Buckwheat honey or buckwheat hulls as they are commonly known, has been a staple of traditional diets for centuries. Its unique properties have made it a popular addition to teas and herbal medicines, and its use in cooking extends further still. This type of honey is very similar in composition to granola, although buckwheat hulls are not branless and contain no bran. Honey is primarily produced from the nectar of the buckwheat flour, and in the United States it is largely used in breakfast cereals.
Native Americans for Medicinal
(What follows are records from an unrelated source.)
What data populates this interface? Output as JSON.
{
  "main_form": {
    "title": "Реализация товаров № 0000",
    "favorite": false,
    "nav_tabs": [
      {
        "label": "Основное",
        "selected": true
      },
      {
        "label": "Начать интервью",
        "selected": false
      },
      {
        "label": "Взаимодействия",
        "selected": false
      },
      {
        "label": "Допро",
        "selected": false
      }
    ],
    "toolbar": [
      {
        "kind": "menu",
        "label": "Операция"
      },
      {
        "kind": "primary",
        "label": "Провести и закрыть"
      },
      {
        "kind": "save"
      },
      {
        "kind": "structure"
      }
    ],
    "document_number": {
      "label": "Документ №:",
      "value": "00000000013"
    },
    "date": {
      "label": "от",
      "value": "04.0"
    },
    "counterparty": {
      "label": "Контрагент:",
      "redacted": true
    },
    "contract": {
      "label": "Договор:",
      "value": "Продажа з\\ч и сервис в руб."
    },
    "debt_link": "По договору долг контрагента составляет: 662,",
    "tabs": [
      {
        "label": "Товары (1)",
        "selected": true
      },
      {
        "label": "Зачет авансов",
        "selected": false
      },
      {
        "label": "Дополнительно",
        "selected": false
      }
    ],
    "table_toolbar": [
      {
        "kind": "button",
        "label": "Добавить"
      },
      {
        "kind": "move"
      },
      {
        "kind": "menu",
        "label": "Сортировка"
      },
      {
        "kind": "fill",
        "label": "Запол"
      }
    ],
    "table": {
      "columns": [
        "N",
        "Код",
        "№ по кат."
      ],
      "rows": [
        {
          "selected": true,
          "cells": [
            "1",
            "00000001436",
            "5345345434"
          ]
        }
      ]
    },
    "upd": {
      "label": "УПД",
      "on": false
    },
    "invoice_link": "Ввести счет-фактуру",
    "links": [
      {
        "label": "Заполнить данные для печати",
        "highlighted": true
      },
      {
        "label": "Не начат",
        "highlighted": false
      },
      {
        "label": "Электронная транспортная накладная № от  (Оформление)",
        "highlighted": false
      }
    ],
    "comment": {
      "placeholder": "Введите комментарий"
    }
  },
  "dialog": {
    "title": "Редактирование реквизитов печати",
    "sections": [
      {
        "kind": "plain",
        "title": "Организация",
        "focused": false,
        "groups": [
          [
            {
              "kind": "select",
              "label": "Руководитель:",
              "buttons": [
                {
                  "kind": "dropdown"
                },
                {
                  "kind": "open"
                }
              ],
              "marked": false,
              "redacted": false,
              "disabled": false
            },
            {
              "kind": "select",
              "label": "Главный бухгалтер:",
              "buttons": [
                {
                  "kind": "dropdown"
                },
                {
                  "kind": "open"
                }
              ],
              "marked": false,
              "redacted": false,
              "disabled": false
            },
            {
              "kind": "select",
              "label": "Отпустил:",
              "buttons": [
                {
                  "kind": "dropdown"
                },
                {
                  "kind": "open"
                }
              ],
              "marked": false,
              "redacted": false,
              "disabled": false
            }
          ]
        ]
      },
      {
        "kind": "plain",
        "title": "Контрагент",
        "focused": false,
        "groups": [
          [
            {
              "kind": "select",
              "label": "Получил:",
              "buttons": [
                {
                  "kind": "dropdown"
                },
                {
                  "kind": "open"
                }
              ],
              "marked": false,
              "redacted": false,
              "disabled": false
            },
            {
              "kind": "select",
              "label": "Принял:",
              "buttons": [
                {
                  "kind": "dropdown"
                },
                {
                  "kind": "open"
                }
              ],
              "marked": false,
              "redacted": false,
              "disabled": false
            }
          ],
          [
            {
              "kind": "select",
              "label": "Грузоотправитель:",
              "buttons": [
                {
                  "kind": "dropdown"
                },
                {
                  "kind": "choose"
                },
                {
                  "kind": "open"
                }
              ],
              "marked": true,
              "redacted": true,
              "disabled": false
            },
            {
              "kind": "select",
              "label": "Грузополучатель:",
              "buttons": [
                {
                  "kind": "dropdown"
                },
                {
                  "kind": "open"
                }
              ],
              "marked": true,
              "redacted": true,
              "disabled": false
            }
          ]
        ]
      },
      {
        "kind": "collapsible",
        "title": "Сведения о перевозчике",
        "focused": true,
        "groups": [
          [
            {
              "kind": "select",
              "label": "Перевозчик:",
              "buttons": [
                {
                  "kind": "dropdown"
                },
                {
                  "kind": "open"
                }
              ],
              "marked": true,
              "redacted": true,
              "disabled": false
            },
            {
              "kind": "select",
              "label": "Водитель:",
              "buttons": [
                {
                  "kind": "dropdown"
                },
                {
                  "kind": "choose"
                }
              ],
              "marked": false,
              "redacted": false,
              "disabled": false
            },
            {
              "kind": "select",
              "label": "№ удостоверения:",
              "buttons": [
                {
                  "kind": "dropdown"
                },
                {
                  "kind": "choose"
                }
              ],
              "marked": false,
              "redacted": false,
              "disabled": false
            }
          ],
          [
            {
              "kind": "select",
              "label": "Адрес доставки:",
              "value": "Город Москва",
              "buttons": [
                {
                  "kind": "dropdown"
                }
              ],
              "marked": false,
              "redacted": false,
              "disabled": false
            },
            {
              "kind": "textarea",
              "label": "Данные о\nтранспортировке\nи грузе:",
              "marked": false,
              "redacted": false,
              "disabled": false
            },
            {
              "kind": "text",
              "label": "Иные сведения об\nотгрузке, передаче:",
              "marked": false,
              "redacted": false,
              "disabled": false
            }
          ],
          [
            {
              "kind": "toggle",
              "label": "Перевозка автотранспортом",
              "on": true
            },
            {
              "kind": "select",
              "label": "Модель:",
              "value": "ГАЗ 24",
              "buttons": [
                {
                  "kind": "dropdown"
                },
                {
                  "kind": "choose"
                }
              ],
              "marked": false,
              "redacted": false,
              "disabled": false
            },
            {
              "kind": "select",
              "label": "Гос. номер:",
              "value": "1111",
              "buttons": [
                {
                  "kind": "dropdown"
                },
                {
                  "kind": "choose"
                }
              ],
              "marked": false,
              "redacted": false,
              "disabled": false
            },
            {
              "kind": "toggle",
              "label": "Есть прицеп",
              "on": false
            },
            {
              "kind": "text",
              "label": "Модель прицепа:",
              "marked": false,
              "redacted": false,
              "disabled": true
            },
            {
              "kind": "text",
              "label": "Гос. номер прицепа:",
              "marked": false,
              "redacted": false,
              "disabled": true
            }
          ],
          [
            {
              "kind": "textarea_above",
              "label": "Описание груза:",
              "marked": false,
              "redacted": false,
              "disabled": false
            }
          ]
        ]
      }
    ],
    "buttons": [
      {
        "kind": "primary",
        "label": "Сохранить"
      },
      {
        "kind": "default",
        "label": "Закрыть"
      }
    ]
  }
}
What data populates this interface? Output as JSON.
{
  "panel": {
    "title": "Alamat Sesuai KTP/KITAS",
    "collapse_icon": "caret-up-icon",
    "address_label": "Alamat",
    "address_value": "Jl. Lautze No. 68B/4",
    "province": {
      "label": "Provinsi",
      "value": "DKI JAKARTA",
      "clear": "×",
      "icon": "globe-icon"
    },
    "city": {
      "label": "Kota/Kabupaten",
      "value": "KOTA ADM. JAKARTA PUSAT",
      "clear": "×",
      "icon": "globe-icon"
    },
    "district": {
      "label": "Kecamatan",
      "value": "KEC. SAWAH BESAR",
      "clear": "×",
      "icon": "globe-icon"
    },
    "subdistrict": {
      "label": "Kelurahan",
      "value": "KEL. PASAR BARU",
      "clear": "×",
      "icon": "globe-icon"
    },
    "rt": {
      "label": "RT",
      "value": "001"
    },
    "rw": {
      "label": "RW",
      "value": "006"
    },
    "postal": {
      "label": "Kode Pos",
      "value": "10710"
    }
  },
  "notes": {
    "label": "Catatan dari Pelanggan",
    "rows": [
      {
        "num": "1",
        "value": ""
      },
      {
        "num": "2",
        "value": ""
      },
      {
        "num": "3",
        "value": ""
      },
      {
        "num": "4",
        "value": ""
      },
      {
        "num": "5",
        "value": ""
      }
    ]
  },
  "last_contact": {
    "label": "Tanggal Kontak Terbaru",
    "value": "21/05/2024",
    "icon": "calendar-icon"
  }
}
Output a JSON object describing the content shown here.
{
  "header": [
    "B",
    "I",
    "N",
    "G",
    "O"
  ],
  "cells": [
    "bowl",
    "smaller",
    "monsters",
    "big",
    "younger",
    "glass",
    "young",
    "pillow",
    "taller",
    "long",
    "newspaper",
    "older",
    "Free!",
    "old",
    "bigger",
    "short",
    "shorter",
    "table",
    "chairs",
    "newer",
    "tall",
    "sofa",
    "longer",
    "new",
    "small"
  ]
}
Buckwheat honey has been used by Native Americans for medicinal purposes and is often suggested to treat colds, coughs, sore throats, stomach ulcers, and other maladies. The Greeks even referred to buckwheat as "the sweet elixir" and used it in a variety of culinary dishes including breads and beer. While there are many uses for honey around the globe, it is mostly known for its nutritional benefits and is used in many different recipes. One of the most popular uses is in baking recipes, where it is often combined with rice, cinnamon, nuts, raisins, and honey to create sweet and delicious desserts.
Serious Medical Ailments
Buckwheat has also been used to treat some serious medical ailments, and its natural antiseptic properties make it highly effective in healing burns and cuts. Buckwheat can be used both internally and externally to reduce blood glucose levels and to improve the immune system. It can also be used to heal wounds, prevent infection, relieve sinusitis and ear infections, and reduce the occurrence of fevers and sore throats.
A number of beekeepers have been making honey made from buckwheat flowers since the late 19th century. While some of this type of honey was considered to have beekeeper qualities, the best type is produced by keeping bees that have chosen to call the hive their home. Honey from bees that choose to nest in an area other than the hive is called combs of honey. Honey produced from bees that build their nests around a comb (a waxy substance that collects honey) is called hive honey. All types of buckwheat honey are produced equally, so it doesn't matter which type of bees make the honey.
The color and flavor of honey produced from buckwheat blossoms vary depending on the type of flowers the bees select to produce the honey. White honey comes from bees that have chosen to work in the shade instead of on the open pollinated bushes. This type of honey will have a clear taste and look similar to honey made from other flowers.
Buckwheat honey also has a high amount of sweetness, although not as much as most other honeys. It does have a distinct "cooked out" aftertaste from the addition of the raw honey and any enzymes or floral particles that may be present during the processing. Many people prefer the taste of sweetened buckwheat honey over regular store-bought sugar, since it has a distinct, slightly tart, aftertaste. People who feel that the natural sweetness of fresh buckwheat honey suits them better than other types of honey will find that they are right!
Although there aren't as many antioxidant characteristics in honey as there are in blueberry, cranberry, and lemon flavors, none of the benefits of antioxidants honey could compare to the health benefits of red gum. This type of honey is produced from the flowers of a red gum tree. As the name implies, the flowers are eaten, but what makes them unique is the way the honey is processed. Instead of being frozen like most other flowers are, the red gum flowers are soaked and then dried. During this process, the oil from the flowers becomes concentrated, along with any flavors or scent from the blossoms.
In addition to the health benefits, there are also a number of cosmetic benefits associated with buckwheat honeys, especially when used in the making of skin care products. Since bees gather pollen for the nectar that they make honey from, the bees help fight off bacteria and insects that would destroy and threaten crops. Many natural skin care products are based on the benefits of bees, whether that is for healing or simply looking better. Whether you enjoy the flavor of honey, or you want to make something that tastes great, local honey in your area is the way to go.